- ABOUT THIS EXERCISE:
Exclude the pictures from your copy, and reproduce each entry below verbatim.

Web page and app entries

+++++

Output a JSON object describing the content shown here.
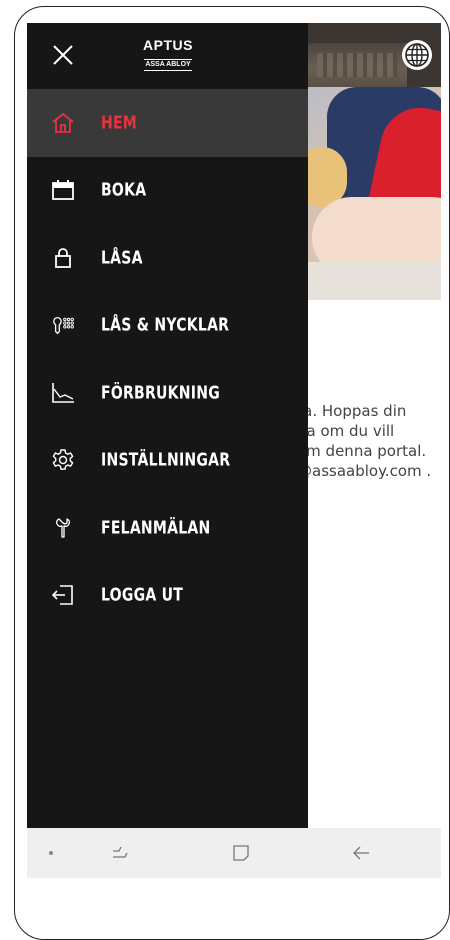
{
  "app": {
    "logo_main": "APTUS",
    "logo_sub": "ASSA ABLOY",
    "accent_color": "#e8323f",
    "drawer_color": "#161616"
  },
  "menu": {
    "items": [
      {
        "label": "HEM",
        "icon": "home-icon",
        "active": true
      },
      {
        "label": "BOKA",
        "icon": "calendar-icon",
        "active": false
      },
      {
        "label": "LÅSA",
        "icon": "lock-icon",
        "active": false
      },
      {
        "label": "LÅS & NYCKLAR",
        "icon": "key-keypad-icon",
        "active": false
      },
      {
        "label": "FÖRBRUKNING",
        "icon": "consumption-chart-icon",
        "active": false
      },
      {
        "label": "INSTÄLLNINGAR",
        "icon": "gear-icon",
        "active": false
      },
      {
        "label": "FELANMÄLAN",
        "icon": "wrench-icon",
        "active": false
      },
      {
        "label": "LOGGA UT",
        "icon": "logout-icon",
        "active": false
      }
    ]
  },
  "background": {
    "text_lines": [
      "ra. Hoppas din",
      "da om du vill",
      "om denna portal.",
      "@assaabloy.com ."
    ]
  }
}
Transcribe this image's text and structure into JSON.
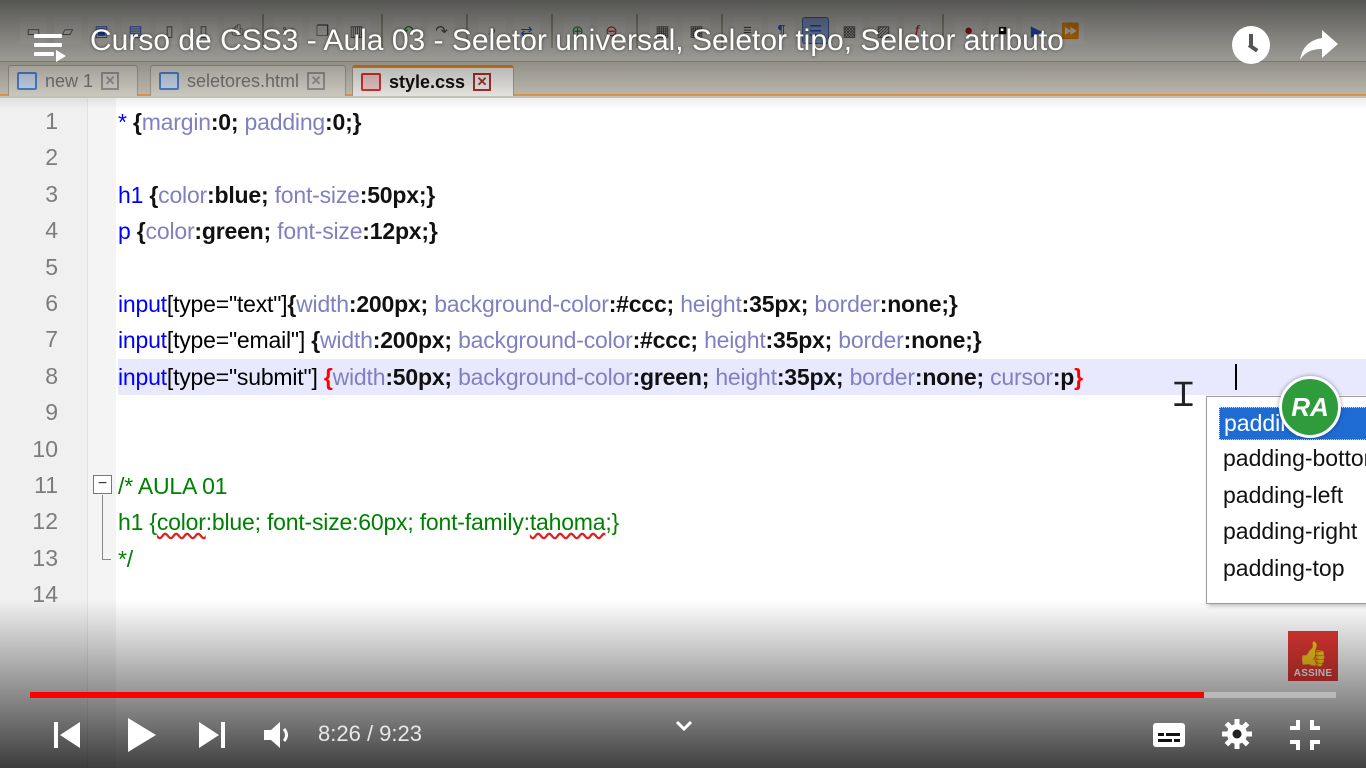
{
  "player": {
    "title": "Curso de CSS3 - Aula 03 - Seletor universal, Seletor tipo, Seletor atributo",
    "time_current": "8:26",
    "time_separator": " / ",
    "time_total": "9:23",
    "progress_fraction": 0.899,
    "accent_color": "#ff0000"
  },
  "editor": {
    "tabs": [
      {
        "label": "new  1",
        "active": false
      },
      {
        "label": "seletores.html",
        "active": false
      },
      {
        "label": "style.css",
        "active": true
      }
    ],
    "line_numbers": [
      "1",
      "2",
      "3",
      "4",
      "5",
      "6",
      "7",
      "8",
      "9",
      "10",
      "11",
      "12",
      "13",
      "14"
    ],
    "code": {
      "l1": [
        "* ",
        "{",
        "margin",
        ":",
        "0",
        "; ",
        "padding",
        ":",
        "0",
        ";}"
      ],
      "l3": [
        "h1",
        " {",
        "color",
        ":",
        "blue",
        "; ",
        "font-size",
        ":",
        "50px",
        ";}"
      ],
      "l4": [
        "p",
        " {",
        "color",
        ":",
        "green",
        "; ",
        "font-size",
        ":",
        "12px",
        ";}"
      ],
      "l6": [
        "input",
        "[type=\"text\"]",
        "{",
        "width",
        ":",
        "200px",
        "; ",
        "background-color",
        ":",
        "#ccc",
        "; ",
        "height",
        ":",
        "35px",
        "; ",
        "border",
        ":",
        "none",
        ";}"
      ],
      "l7": [
        "input",
        "[type=\"email\"]",
        " {",
        "width",
        ":",
        "200px",
        "; ",
        "background-color",
        ":",
        "#ccc",
        "; ",
        "height",
        ":",
        "35px",
        "; ",
        "border",
        ":",
        "none",
        ";}"
      ],
      "l8": [
        "input",
        "[type=\"submit\"]",
        " ",
        "{",
        "width",
        ":",
        "50px",
        "; ",
        "background-color",
        ":",
        "green",
        "; ",
        "height",
        ":",
        "35px",
        "; ",
        "border",
        ":",
        "none",
        "; ",
        "cursor",
        ":",
        "p",
        "}"
      ],
      "l11": "/* AULA 01",
      "l12": [
        "h1 {",
        "color",
        ":blue; font-size:60px; font-family:",
        "tahoma",
        ";}"
      ],
      "l13": "*/"
    },
    "autocomplete": [
      "padding",
      "padding-bottom",
      "padding-left",
      "padding-right",
      "padding-top"
    ],
    "autocomplete_selected": "padding"
  },
  "overlays": {
    "channel_logo": "RA",
    "subscribe_label": "ASSINE"
  },
  "icons": {
    "menu": "menu-icon",
    "watch_later": "clock-icon",
    "share": "share-icon",
    "prev": "skip-previous-icon",
    "play": "play-icon",
    "next": "skip-next-icon",
    "volume": "volume-icon",
    "captions": "captions-icon",
    "settings": "gear-icon",
    "exit_fullscreen": "exit-fullscreen-icon"
  }
}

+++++

- SOLUTION FOR THIS PROBLEM:
Output a JSON object describing the content shown here.
{
  "app": {
    "logo_main": "APTUS",
    "logo_sub": "ASSA ABLOY",
    "accent_color": "#e8323f",
    "drawer_color": "#161616"
  },
  "menu": {
    "items": [
      {
        "label": "HEM",
        "icon": "home-icon",
        "active": true
      },
      {
        "label": "BOKA",
        "icon": "calendar-icon",
        "active": false
      },
      {
        "label": "LÅSA",
        "icon": "lock-icon",
        "active": false
      },
      {
        "label": "LÅS & NYCKLAR",
        "icon": "key-keypad-icon",
        "active": false
      },
      {
        "label": "FÖRBRUKNING",
        "icon": "consumption-chart-icon",
        "active": false
      },
      {
        "label": "INSTÄLLNINGAR",
        "icon": "gear-icon",
        "active": false
      },
      {
        "label": "FELANMÄLAN",
        "icon": "wrench-icon",
        "active": false
      },
      {
        "label": "LOGGA UT",
        "icon": "logout-icon",
        "active": false
      }
    ]
  },
  "background": {
    "text_lines": [
      "ra. Hoppas din",
      "da om du vill",
      "om denna portal.",
      "@assaabloy.com ."
    ]
  }
}
Transcribe this image's text and structure into JSON.
{
  "player": {
    "title": "Curso de CSS3 - Aula 03 - Seletor universal, Seletor tipo, Seletor atributo",
    "time_current": "8:26",
    "time_separator": " / ",
    "time_total": "9:23",
    "progress_fraction": 0.899,
    "accent_color": "#ff0000"
  },
  "editor": {
    "tabs": [
      {
        "label": "new  1",
        "active": false
      },
      {
        "label": "seletores.html",
        "active": false
      },
      {
        "label": "style.css",
        "active": true
      }
    ],
    "line_numbers": [
      "1",
      "2",
      "3",
      "4",
      "5",
      "6",
      "7",
      "8",
      "9",
      "10",
      "11",
      "12",
      "13",
      "14"
    ],
    "code": {
      "l1": [
        "* ",
        "{",
        "margin",
        ":",
        "0",
        "; ",
        "padding",
        ":",
        "0",
        ";}"
      ],
      "l3": [
        "h1",
        " {",
        "color",
        ":",
        "blue",
        "; ",
        "font-size",
        ":",
        "50px",
        ";}"
      ],
      "l4": [
        "p",
        " {",
        "color",
        ":",
        "green",
        "; ",
        "font-size",
        ":",
        "12px",
        ";}"
      ],
      "l6": [
        "input",
        "[type=\"text\"]",
        "{",
        "width",
        ":",
        "200px",
        "; ",
        "background-color",
        ":",
        "#ccc",
        "; ",
        "height",
        ":",
        "35px",
        "; ",
        "border",
        ":",
        "none",
        ";}"
      ],
      "l7": [
        "input",
        "[type=\"email\"]",
        " {",
        "width",
        ":",
        "200px",
        "; ",
        "background-color",
        ":",
        "#ccc",
        "; ",
        "height",
        ":",
        "35px",
        "; ",
        "border",
        ":",
        "none",
        ";}"
      ],
      "l8": [
        "input",
        "[type=\"submit\"]",
        " ",
        "{",
        "width",
        ":",
        "50px",
        "; ",
        "background-color",
        ":",
        "green",
        "; ",
        "height",
        ":",
        "35px",
        "; ",
        "border",
        ":",
        "none",
        "; ",
        "cursor",
        ":",
        "p",
        "}"
      ],
      "l11": "/* AULA 01",
      "l12": [
        "h1 {",
        "color",
        ":blue; font-size:60px; font-family:",
        "tahoma",
        ";}"
      ],
      "l13": "*/"
    },
    "autocomplete": [
      "padding",
      "padding-bottom",
      "padding-left",
      "padding-right",
      "padding-top"
    ],
    "autocomplete_selected": "padding"
  },
  "overlays": {
    "channel_logo": "RA",
    "subscribe_label": "ASSINE"
  },
  "icons": {
    "menu": "menu-icon",
    "watch_later": "clock-icon",
    "share": "share-icon",
    "prev": "skip-previous-icon",
    "play": "play-icon",
    "next": "skip-next-icon",
    "volume": "volume-icon",
    "captions": "captions-icon",
    "settings": "gear-icon",
    "exit_fullscreen": "exit-fullscreen-icon"
  }
}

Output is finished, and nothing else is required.